Whether or not U.S. inflation will turn out to be “transitory” as the Fed has asserted on many occasions, the reality is the official consumer and producer inflation data continue to march higher, and the anecdotal inflation evidence is now widespread.
The Consumer Price Index (CPI) surged 6.2 percent in October compared to a year ago, the highest level since 1990. The CPI jumped almost a full percentage point on a month-over-month basis, the biggest such increase since 2008. This consumer data came on top of a 12.5 percent surge in producer prices in October versus a year ago, the highest level since 1980 when inflation was raging in America.
Consumer inflation surpassed the previous peak
U.S. Consumer Price Indexes (CPI) in year-over-year percentage change
Source - RBC Wealth Management, Bloomberg; monthly data through 10/31/21
But the curious phenomenon is that the U.S. equity market has largely ignored high and rising inflation so far this year. At the same time the CPI surged from 1.4 percent to 6.2 percent from January to October, the S&P 500 rallied 22.6 percent, seemingly unfazed. What explains this positive equity market performance in the midst of difficult inflation trends? And will the market be able to continue to cope with inflation if it persists?
More than meets the eye
We think there are many reasons the market hasn’t been bothered by high and rising inflation thus far in 2021:
- The economy has been growing well-above the long-term trend rate and seems set to grow at an above-average pace in 2022, and the leading economic indicators have firmed;
- Household spending has been strong, and there is scope for more spending as household balance sheets are still flush with cash and wages are rising;
- S&P 500 corporate earnings growth has been robust and is on pace to rise 50 percent in 2021 and could tack on another 7 percent in 2022, according to the consensus forecasts;
- Some industries, such as commodity producers, benefit from inflation as do companies in other industries that are able to pass along any inflation in input costs by charging higher prices to their customers (in other words, companies with pricing power);
- Many companies, especially large firms, are effectively managing their expenses, offsetting or at least partially mitigating inflation’s effects, and;
- More and more companies are using technology to improve productivity and contain or reduce labor costs and other expenses.
Importantly, there is a perception among equity market participants that COVID-19 is the main contributor to inflation, and that as the pandemic continues to dissipate and supply chains start to function more normally, inflation rates will begin to retreat.
We think there is some truth to this. Also, the unprecedented and significant amounts of U.S. fiscal and monetary stimulus have stoked inflation, in our view. And, yes, all of these inflationary impulses should wane as we get further away from the darkest days of the pandemic and policies begin to normalize.

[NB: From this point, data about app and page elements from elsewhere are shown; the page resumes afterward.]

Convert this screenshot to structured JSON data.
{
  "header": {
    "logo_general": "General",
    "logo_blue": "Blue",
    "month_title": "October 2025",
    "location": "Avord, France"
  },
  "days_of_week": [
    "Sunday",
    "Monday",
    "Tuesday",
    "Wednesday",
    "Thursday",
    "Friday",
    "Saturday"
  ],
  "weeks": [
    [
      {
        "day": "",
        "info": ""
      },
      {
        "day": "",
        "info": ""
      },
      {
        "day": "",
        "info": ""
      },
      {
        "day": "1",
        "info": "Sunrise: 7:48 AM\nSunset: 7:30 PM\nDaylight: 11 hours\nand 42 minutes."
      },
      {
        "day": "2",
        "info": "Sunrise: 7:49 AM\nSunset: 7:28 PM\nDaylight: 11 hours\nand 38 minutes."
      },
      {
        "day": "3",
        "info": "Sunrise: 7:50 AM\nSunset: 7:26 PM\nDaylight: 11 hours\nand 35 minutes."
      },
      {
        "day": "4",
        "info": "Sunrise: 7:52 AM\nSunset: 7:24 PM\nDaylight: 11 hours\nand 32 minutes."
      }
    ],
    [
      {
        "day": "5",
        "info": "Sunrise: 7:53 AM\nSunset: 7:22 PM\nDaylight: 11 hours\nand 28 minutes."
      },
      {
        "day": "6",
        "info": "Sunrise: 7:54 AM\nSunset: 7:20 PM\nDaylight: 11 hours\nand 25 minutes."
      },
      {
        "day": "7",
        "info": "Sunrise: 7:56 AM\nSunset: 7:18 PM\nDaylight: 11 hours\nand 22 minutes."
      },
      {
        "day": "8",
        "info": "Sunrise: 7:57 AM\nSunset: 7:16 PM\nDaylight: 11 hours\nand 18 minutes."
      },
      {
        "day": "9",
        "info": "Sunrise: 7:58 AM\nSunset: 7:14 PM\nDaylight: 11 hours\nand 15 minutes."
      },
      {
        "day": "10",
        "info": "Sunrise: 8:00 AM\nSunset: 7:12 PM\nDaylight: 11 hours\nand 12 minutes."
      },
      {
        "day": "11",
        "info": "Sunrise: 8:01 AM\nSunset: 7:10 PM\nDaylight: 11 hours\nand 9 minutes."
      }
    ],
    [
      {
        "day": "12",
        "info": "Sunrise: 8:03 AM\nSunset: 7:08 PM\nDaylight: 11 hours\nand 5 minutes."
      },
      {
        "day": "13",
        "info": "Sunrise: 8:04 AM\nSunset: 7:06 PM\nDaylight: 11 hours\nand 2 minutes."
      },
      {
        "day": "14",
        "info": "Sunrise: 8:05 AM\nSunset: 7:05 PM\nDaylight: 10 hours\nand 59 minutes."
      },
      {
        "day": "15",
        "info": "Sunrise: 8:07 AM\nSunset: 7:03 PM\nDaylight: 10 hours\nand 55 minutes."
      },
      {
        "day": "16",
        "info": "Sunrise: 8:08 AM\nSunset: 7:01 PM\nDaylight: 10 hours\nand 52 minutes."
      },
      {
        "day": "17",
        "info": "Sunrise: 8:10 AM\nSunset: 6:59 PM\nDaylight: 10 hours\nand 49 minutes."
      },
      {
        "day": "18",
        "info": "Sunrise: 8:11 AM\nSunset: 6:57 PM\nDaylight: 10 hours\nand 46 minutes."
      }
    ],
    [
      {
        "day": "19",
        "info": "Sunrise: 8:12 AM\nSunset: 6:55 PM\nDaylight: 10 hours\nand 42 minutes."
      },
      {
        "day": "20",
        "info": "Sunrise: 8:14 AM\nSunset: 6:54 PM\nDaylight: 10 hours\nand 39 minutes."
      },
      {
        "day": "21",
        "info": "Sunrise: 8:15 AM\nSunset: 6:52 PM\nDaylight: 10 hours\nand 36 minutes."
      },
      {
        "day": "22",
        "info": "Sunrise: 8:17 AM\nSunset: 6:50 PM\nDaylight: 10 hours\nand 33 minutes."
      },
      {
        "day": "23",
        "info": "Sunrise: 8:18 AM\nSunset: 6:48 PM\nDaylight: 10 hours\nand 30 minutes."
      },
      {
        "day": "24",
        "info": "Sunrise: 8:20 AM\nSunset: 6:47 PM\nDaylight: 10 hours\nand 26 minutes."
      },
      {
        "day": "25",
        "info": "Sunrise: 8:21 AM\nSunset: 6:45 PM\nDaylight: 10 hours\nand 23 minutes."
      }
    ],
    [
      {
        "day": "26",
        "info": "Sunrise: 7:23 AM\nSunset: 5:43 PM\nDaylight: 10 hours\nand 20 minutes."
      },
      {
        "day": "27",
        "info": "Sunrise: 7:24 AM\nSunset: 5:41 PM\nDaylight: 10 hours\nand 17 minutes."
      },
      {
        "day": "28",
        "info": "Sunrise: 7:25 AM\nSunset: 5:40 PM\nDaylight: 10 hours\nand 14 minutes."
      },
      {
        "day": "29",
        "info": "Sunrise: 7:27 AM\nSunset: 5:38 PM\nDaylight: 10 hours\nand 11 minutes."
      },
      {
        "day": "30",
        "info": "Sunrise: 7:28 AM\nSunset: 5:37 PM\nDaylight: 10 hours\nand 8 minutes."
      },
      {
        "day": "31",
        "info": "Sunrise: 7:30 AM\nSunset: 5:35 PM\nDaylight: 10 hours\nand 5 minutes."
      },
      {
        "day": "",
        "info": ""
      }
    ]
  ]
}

U.S. wages continue to rise
Broad measures of U.S. wage inflation (year-over-year percentage change)
Source - RBC Wealth Management, Bloomberg; quarterly data through September 2021; ECI data begins in 2001
But RBC Capital Markets, LLC’s Chief U.S. Economist Tom Porcelli points out that not all of the inflation pressures are tied up with COVID-19 and the related supply chain disruptions. Inflation was starting to simmer before the pandemic, and now it has become broad-based, with 10 of the 15 major consumer inflation categories he monitors rising at the same time in the past few months. Furthermore, inflation in the service sector—by far the largest segment of the U.S. economy—is starting to perk up, according to Porcelli.
Even though the U.S. equity market has coped well with high and rising inflation thus far, it did react negatively to October’s CPI surge. The S&P 500 retreated 0.8 percent on the day the data were released, and was particularly impacted by the related rise in bond yields and flattening of the Treasury yield curve.
What could make inflation morph into a problem for the equity market?
- An inflation spike to even higher levels, which could put greater pressure on S&P 500 profit margins to the degree that earnings growth could become constrained or outright retreat in 2022;
- Heightened fear of a Fed policy mistake or an actual policy mistake—with the central bank either responding too aggressively or not responding aggressively enough to inflation—such that it would threaten the economic recovery and notably increase recession risks, and/or;
- A change in perception that inflation has become entrenched and could last much longer than equity market participants currently expect.
Consumers foresee high inflation in the next year and elevated inflation further out
Consumer inflation expectations: Near-term versus medium-term (%)
Source - RBC Wealth Management, New York Fed Survey of Consumer Expectations; monthly data through 10/31/21
Easing, but not pleasing
Our base-case forecast is that inflation pressures should ease next year, and even Porcelli, an inflation hawk, anticipates this will occur. But as we’ve stated on many occasions, we think U.S. inflation levels will remain uncomfortably elevated for the next couple years. It’s unclear whether the equity market has fully factored in this scenario.
Depending on the path of inflation and, importantly, the Fed’s response to it—whether it manages the situation effectively or ineffectively—inflation could generate volatility for the U.S. equity market in 2022.